» **Exercise directions**
Copy every line below where the string "this" is found.

Excerpts from an interface dataset:
==*==
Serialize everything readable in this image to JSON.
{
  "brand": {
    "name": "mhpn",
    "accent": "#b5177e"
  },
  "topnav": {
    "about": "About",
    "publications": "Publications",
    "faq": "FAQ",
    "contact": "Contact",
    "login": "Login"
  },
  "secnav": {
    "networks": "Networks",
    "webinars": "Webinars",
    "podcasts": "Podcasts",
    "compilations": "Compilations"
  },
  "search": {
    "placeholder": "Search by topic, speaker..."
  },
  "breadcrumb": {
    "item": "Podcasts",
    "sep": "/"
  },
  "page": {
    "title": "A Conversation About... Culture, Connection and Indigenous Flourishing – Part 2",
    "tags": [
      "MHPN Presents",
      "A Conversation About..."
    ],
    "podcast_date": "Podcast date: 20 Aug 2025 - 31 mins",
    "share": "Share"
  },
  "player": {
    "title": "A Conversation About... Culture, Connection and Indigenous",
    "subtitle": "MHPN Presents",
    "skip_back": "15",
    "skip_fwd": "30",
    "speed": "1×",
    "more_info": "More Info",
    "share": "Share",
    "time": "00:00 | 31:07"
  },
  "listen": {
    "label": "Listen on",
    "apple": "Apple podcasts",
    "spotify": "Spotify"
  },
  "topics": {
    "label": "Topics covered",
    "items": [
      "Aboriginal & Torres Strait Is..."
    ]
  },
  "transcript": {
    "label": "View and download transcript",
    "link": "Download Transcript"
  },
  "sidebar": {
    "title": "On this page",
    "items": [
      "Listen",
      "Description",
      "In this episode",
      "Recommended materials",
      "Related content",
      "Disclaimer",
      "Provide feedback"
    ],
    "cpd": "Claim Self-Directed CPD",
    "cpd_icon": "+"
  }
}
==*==
» **The answer**
Serialize everything readable in this image to JSON.
    "title": "On this page",
      "In this episode",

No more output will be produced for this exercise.